The Real Deal: Internet Nutrition Trends
Updated: Apr 12, 2021
Oh, the internet, so powerful and useful, but also dangerous. With the rise of social media and influencer culture, the amount of unreliable nutrition and health information out there is astounding. Let me be clear, not all the nutrition information that you see online is bad...but a lot of it is. I also think that many of the people who spread that misinformation believe it to be true, so it’s not malicious, it’s just false.
As a dietitian, I hate to see clients spending money on useless trends hoping that by drinking $15 green juice, they will somehow detox their bodies or achieve sustainable weight loss. What bothers me most about this type of misinformation is the lack of responsibility shown by those people in positions of authority on the internet. Being an influencer is a responsibility and people will earnestly follow advice from those influencers because they feel so desperate. When that advice starts to mess with people’s health, that’s a problem.
So let’s dive into some of the more widely spread and currently trending nutrition myths out there:
Myth #1 “Clean” Food
“Clean” food is not a real thing. The only clean food I know about is the kind that has been washed. Using the word clean implies that other foods are dirty and begins to give people who “eat clean” some new sort of moral high ground upon which to stand and look down on others.
Eating “clean” is an elitist term with no real definition because influencer culture and the wellness industry continue to make it up as they go! Not long ago, juices used to be vilified as sugar-filled empty calories until juicing became popular and now expensive fruit and vegetable juice is arbitrarily included in a “clean eating diet”.
More than that, it makes other people who can’t manage to eat this way feel inferior. Try not to categorize your food, eat what you love, aim for balance and all will be well!
Myth #2 Lemon Water and Apple Cider Vinegar
This could actually be split into two different myths but here we go. Lemon water and apple cider vinegar do NOT burn fat, help you lose weight, alkalize or detox your body. This is because no food can burn fat. No food can change the pH of your body, if it could, we would be in major trouble. Also, the human body is a miraculous thing. We have a built-in detox system! We have a liver and kidneys that detoxify our bodies on a daily basis. Our liver processes almost everything we eat and breathe and works to identify and pull out toxins or waste (like pollution, drugs and alcohol) from our bloodstream, thereby cleansing our blood. It then sends them to the kidneys to be disposed of in our urine. Every time you take a trip to the bathroom you’re essentially detoxing. If you’re interested in learning more about detoxes and my tips to naturally detox, head on over to the blog.

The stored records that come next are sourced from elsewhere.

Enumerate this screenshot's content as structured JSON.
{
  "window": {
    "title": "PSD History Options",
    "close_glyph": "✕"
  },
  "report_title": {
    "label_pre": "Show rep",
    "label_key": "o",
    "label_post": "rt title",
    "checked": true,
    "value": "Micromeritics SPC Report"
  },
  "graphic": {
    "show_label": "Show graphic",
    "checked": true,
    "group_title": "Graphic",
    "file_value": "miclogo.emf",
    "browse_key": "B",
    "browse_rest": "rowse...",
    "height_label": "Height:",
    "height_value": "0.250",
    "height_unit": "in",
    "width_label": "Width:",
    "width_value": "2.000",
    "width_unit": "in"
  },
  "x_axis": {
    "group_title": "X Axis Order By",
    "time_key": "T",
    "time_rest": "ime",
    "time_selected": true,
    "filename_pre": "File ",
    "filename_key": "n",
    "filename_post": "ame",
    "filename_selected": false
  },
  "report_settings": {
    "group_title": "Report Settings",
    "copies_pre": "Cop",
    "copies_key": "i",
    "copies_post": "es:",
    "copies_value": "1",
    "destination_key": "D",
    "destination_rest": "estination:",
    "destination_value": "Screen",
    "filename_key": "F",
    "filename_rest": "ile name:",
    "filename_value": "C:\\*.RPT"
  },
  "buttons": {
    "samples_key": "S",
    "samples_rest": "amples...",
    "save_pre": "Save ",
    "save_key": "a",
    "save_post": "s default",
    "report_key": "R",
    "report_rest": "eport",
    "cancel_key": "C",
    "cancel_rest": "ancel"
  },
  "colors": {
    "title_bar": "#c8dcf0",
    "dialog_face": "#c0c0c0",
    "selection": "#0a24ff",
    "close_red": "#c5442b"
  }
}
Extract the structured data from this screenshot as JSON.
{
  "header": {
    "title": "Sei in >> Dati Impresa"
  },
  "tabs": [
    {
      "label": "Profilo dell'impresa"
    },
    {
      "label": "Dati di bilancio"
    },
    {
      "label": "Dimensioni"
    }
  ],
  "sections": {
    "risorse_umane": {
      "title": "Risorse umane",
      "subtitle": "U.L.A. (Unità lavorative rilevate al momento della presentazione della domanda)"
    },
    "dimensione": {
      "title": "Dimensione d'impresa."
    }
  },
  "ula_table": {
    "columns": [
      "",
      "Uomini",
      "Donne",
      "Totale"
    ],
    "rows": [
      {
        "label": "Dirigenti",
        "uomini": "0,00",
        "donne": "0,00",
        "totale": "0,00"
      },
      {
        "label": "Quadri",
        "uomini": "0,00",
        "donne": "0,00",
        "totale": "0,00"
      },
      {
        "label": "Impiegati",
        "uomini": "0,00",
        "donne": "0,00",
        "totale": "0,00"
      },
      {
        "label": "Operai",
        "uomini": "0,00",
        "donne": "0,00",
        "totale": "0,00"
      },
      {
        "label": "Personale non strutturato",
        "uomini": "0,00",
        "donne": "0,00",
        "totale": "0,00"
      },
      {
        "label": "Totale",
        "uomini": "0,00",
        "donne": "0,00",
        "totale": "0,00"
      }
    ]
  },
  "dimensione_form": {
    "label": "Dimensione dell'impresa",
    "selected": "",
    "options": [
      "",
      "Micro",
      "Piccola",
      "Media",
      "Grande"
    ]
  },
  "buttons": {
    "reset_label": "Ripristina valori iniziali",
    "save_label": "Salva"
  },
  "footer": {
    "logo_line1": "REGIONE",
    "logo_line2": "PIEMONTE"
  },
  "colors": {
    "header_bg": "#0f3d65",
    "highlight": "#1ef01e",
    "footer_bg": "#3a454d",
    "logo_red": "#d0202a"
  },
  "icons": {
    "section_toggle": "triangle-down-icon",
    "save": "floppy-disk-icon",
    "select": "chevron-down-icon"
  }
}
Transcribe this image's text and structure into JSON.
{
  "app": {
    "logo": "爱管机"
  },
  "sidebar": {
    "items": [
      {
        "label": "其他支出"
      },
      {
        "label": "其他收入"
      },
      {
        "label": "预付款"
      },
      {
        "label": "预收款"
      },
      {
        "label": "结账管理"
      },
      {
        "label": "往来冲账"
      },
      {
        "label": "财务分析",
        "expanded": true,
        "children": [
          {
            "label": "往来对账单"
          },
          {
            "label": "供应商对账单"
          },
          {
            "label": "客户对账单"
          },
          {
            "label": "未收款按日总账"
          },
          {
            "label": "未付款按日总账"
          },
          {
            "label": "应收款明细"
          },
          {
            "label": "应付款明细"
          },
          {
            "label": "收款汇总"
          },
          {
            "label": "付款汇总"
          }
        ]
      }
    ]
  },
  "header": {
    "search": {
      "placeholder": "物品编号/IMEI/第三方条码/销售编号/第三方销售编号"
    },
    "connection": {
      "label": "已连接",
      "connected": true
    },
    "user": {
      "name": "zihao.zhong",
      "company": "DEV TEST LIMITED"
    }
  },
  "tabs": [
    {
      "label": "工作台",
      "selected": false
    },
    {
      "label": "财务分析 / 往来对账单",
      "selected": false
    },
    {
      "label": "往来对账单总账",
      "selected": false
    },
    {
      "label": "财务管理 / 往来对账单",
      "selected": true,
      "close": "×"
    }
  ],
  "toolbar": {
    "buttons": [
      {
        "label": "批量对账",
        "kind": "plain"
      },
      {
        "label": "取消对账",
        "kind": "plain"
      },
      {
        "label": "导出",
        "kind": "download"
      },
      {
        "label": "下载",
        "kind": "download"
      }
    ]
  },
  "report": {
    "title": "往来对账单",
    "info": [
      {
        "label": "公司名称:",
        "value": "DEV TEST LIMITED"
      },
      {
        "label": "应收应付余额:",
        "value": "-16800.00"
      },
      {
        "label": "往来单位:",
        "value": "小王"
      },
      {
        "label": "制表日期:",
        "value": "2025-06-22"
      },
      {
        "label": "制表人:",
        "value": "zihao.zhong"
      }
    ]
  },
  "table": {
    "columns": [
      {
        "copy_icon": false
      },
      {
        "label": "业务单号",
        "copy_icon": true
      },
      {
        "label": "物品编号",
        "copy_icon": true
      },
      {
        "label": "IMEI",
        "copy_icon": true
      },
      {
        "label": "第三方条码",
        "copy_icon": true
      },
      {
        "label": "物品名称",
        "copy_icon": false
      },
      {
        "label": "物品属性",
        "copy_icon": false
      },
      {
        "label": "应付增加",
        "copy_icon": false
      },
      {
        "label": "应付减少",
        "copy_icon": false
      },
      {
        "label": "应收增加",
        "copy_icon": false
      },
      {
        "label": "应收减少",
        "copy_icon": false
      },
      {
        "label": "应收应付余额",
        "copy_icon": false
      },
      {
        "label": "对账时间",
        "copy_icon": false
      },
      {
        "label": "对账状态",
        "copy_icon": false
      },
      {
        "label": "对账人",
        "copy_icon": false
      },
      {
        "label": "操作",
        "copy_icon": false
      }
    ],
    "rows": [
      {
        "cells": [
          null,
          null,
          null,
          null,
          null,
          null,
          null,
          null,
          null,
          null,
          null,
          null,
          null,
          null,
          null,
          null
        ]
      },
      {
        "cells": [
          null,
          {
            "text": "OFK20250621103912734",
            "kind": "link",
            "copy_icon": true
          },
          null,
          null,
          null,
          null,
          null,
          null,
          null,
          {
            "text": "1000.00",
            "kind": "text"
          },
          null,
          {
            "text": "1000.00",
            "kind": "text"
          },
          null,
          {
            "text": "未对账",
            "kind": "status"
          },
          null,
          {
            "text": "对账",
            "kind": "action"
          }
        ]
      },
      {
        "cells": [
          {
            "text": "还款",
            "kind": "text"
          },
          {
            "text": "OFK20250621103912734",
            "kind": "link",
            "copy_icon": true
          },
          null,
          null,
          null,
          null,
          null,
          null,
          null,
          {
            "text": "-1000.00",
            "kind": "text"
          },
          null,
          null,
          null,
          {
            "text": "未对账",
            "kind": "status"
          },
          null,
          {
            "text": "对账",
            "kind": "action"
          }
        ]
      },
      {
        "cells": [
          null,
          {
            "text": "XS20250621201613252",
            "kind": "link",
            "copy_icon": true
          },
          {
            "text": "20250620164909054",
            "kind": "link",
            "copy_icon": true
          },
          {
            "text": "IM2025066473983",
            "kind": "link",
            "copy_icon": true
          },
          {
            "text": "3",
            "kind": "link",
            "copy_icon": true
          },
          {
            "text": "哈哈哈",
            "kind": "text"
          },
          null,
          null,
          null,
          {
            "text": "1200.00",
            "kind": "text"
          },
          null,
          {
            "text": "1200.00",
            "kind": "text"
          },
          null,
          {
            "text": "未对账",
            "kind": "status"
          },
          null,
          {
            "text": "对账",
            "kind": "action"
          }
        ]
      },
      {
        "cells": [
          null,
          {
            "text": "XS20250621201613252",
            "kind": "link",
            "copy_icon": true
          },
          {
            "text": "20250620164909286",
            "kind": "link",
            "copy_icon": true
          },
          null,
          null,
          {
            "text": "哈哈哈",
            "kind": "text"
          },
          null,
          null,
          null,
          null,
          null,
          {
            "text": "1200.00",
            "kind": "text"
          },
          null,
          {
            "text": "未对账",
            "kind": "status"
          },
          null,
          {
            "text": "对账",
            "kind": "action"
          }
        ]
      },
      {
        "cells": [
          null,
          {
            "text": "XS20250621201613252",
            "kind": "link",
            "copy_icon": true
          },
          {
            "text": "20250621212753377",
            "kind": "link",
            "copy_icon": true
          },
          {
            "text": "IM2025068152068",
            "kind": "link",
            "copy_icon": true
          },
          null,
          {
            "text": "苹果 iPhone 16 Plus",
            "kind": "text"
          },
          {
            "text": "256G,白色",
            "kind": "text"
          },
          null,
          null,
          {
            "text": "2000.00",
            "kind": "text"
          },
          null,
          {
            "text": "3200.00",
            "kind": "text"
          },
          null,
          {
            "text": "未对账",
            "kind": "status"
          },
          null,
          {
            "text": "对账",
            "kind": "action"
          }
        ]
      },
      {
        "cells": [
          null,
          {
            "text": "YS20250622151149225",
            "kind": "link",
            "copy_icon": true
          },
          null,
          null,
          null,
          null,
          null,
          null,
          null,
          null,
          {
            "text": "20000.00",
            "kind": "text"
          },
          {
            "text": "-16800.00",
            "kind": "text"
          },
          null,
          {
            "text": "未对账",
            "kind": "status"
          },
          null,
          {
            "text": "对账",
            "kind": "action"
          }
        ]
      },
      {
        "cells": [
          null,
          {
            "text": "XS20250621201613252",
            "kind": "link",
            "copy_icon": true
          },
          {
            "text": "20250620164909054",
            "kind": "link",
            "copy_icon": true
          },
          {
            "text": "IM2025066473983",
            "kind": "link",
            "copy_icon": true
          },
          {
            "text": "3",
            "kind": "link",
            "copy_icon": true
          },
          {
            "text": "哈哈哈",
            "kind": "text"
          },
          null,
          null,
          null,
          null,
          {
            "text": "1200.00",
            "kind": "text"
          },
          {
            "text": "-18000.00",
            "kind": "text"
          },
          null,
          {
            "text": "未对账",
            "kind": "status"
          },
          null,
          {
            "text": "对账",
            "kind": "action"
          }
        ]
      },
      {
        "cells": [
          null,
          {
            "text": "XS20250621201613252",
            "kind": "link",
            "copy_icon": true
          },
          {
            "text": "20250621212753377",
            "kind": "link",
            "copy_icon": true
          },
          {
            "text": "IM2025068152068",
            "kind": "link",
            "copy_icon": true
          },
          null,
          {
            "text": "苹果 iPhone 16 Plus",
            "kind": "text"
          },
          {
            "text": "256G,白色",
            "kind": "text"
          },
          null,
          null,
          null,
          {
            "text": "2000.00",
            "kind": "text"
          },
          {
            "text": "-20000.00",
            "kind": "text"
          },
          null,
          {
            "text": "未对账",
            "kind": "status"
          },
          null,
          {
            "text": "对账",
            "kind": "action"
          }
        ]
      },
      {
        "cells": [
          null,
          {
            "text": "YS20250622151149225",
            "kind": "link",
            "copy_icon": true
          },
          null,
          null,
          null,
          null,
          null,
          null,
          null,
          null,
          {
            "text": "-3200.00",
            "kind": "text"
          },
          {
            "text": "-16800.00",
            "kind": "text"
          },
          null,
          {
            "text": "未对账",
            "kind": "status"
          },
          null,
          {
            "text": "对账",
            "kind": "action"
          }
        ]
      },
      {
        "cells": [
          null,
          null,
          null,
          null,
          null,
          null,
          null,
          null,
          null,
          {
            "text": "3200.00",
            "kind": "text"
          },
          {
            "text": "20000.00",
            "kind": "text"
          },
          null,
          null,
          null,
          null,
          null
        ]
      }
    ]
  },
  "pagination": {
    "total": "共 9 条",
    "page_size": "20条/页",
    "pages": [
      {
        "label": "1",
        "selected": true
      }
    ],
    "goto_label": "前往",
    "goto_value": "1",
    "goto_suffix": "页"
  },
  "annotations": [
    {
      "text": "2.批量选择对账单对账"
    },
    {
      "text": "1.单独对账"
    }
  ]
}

Myth #3 Bread Will Make you Gain Weight
Remember back in the 90’s when fat was the worst thing you could consume and the market was flooded with fat-free products? We’ve circled back on that one and the new trend is to tout fats like coconut oil, avocado, and olive oil for their health and wellness properties.
The latest offending nutrient is carbs, especially bread. This simply isn’t true. Whole grains like bread are a great source of energy and fibre. If you’re
anything like me, you love a good brioche bun or a crusty baguette. There is no reason to deny yourself. Eat all sorts of whole grains, including bread.
Just stay mindful of maintaining a good balance of carbs, protein and fat. For a more visual representation of how to achieve good balance at meals, see Canada’s Food Guide.
Myth #4 Collagen
Hailed for its beauty-enhancing and skin glow effects. Collagen is a protein that is collected from binding tissue like the skin, hooves, and tendons of animals. When we ingest it, it’s broken down into amino acids in our digestive tract. Those amino acids are then sent to wherever our bodies need them at that time. They don’t necessarily have a GPS system guiding them to our skin, hair, and nails. However, more research is needed. In the meantime, it’s important to know that the tissue from which collagen is collected can also contain contaminants and heavy metals that are bad for health. If you want to take collagen, you need to do your homework and buy one from a trusted brand that tells you about their quality control and what they’re doing to prevent contamination.
Myth #5 Eating at Night
You can eat after 7pm. This popular rule really makes no sense and can’t be used as blanket advice for everyone. We each have different schedules, needs, medical histories etc. If you feel hungry at night, honour your hunger and have a snack. If you adopt this mentality and take away the stigma, you’ll be able to listen to your body and choose a snack that feels right. Sometimes it will be popcorn, other times it will be a piece of fruit and a yogurt. If you’ve eaten well throughout the day, chances are you won’t feel the need to binge at night. If you do, there is likely something else going on that needs to be addressed in order to heal your relationship with food.
Have questions or want to book an appointment? Contact us, we love to help!